The entries below should be output exactly as written.

**MATERIAL FOR THIS EXERCISE:**
****************************************
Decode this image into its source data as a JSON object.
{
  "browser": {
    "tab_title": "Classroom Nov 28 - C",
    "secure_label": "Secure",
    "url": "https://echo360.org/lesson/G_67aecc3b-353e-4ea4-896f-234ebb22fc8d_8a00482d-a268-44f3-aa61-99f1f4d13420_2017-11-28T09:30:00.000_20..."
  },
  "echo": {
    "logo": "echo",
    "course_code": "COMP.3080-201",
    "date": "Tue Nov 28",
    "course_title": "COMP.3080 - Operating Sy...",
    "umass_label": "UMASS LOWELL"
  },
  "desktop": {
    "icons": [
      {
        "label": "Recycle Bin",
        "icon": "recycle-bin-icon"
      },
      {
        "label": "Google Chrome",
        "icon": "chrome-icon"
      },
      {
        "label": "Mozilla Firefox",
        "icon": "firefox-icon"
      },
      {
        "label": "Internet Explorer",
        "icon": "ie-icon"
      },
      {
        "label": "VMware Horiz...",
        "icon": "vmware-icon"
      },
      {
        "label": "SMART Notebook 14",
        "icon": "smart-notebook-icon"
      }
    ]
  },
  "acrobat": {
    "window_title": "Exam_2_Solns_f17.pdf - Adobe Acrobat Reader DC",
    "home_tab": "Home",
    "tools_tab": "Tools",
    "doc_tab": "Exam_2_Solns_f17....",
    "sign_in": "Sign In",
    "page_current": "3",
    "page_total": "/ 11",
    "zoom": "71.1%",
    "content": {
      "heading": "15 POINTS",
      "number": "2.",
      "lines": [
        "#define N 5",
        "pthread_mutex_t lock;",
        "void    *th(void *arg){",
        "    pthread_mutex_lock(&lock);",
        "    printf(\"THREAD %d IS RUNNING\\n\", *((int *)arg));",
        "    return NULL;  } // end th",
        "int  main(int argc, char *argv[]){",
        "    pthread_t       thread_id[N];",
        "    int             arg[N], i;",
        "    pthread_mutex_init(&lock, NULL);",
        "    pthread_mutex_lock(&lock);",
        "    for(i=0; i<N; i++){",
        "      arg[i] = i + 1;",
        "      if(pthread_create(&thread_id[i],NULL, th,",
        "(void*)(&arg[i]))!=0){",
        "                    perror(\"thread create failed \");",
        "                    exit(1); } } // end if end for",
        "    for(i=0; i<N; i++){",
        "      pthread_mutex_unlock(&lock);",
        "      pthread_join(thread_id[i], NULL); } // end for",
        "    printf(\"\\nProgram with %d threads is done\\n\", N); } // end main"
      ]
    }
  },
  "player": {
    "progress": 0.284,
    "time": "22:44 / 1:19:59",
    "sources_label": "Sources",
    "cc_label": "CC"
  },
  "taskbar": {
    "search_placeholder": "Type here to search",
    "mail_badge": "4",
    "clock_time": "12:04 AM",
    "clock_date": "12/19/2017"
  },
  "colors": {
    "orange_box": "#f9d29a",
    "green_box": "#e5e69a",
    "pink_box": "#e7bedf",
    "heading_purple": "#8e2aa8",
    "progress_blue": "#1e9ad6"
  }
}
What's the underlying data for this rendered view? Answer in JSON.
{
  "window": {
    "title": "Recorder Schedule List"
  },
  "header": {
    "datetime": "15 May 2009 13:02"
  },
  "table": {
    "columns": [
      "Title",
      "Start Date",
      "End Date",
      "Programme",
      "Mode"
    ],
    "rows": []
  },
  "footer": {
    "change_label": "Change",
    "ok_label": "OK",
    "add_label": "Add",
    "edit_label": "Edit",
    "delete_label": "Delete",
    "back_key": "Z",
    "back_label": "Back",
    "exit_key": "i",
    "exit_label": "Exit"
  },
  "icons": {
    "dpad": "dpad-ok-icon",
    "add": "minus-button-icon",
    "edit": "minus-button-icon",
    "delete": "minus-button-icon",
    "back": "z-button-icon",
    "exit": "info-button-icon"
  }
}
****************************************
**ANSWER SPACE:**
Decode this image into its source data as a JSON object.
{
  "browser": {
    "tab_title": "Classroom Nov 28 - C",
    "secure_label": "Secure",
    "url": "https://echo360.org/lesson/G_67aecc3b-353e-4ea4-896f-234ebb22fc8d_8a00482d-a268-44f3-aa61-99f1f4d13420_2017-11-28T09:30:00.000_20..."
  },
  "echo": {
    "logo": "echo",
    "course_code": "COMP.3080-201",
    "date": "Tue Nov 28",
    "course_title": "COMP.3080 - Operating Sy...",
    "umass_label": "UMASS LOWELL"
  },
  "desktop": {
    "icons": [
      {
        "label": "Recycle Bin",
        "icon": "recycle-bin-icon"
      },
      {
        "label": "Google Chrome",
        "icon": "chrome-icon"
      },
      {
        "label": "Mozilla Firefox",
        "icon": "firefox-icon"
      },
      {
        "label": "Internet Explorer",
        "icon": "ie-icon"
      },
      {
        "label": "VMware Horiz...",
        "icon": "vmware-icon"
      },
      {
        "label": "SMART Notebook 14",
        "icon": "smart-notebook-icon"
      }
    ]
  },
  "acrobat": {
    "window_title": "Exam_2_Solns_f17.pdf - Adobe Acrobat Reader DC",
    "home_tab": "Home",
    "tools_tab": "Tools",
    "doc_tab": "Exam_2_Solns_f17....",
    "sign_in": "Sign In",
    "page_current": "3",
    "page_total": "/ 11",
    "zoom": "71.1%",
    "content": {
      "heading": "15 POINTS",
      "number": "2.",
      "lines": [
        "#define N 5",
        "pthread_mutex_t lock;",
        "void    *th(void *arg){",
        "    pthread_mutex_lock(&lock);",
        "    printf(\"THREAD %d IS RUNNING\\n\", *((int *)arg));",
        "    return NULL;  } // end th",
        "int  main(int argc, char *argv[]){",
        "    pthread_t       thread_id[N];",
        "    int             arg[N], i;",
        "    pthread_mutex_init(&lock, NULL);",
        "    pthread_mutex_lock(&lock);",
        "    for(i=0; i<N; i++){",
        "      arg[i] = i + 1;",
        "      if(pthread_create(&thread_id[i],NULL, th,",
        "(void*)(&arg[i]))!=0){",
        "                    perror(\"thread create failed \");",
        "                    exit(1); } } // end if end for",
        "    for(i=0; i<N; i++){",
        "      pthread_mutex_unlock(&lock);",
        "      pthread_join(thread_id[i], NULL); } // end for",
        "    printf(\"\\nProgram with %d threads is done\\n\", N); } // end main"
      ]
    }
  },
  "player": {
    "progress": 0.284,
    "time": "22:44 / 1:19:59",
    "sources_label": "Sources",
    "cc_label": "CC"
  },
  "taskbar": {
    "search_placeholder": "Type here to search",
    "mail_badge": "4",
    "clock_time": "12:04 AM",
    "clock_date": "12/19/2017"
  },
  "colors": {
    "orange_box": "#f9d29a",
    "green_box": "#e5e69a",
    "pink_box": "#e7bedf",
    "heading_purple": "#8e2aa8",
    "progress_blue": "#1e9ad6"
  }
}
What's the underlying data for this rendered view? Answer in JSON.
{
  "window": {
    "title": "Recorder Schedule List"
  },
  "header": {
    "datetime": "15 May 2009 13:02"
  },
  "table": {
    "columns": [
      "Title",
      "Start Date",
      "End Date",
      "Programme",
      "Mode"
    ],
    "rows": []
  },
  "footer": {
    "change_label": "Change",
    "ok_label": "OK",
    "add_label": "Add",
    "edit_label": "Edit",
    "delete_label": "Delete",
    "back_key": "Z",
    "back_label": "Back",
    "exit_key": "i",
    "exit_label": "Exit"
  },
  "icons": {
    "dpad": "dpad-ok-icon",
    "add": "minus-button-icon",
    "edit": "minus-button-icon",
    "delete": "minus-button-icon",
    "back": "z-button-icon",
    "exit": "info-button-icon"
  }
}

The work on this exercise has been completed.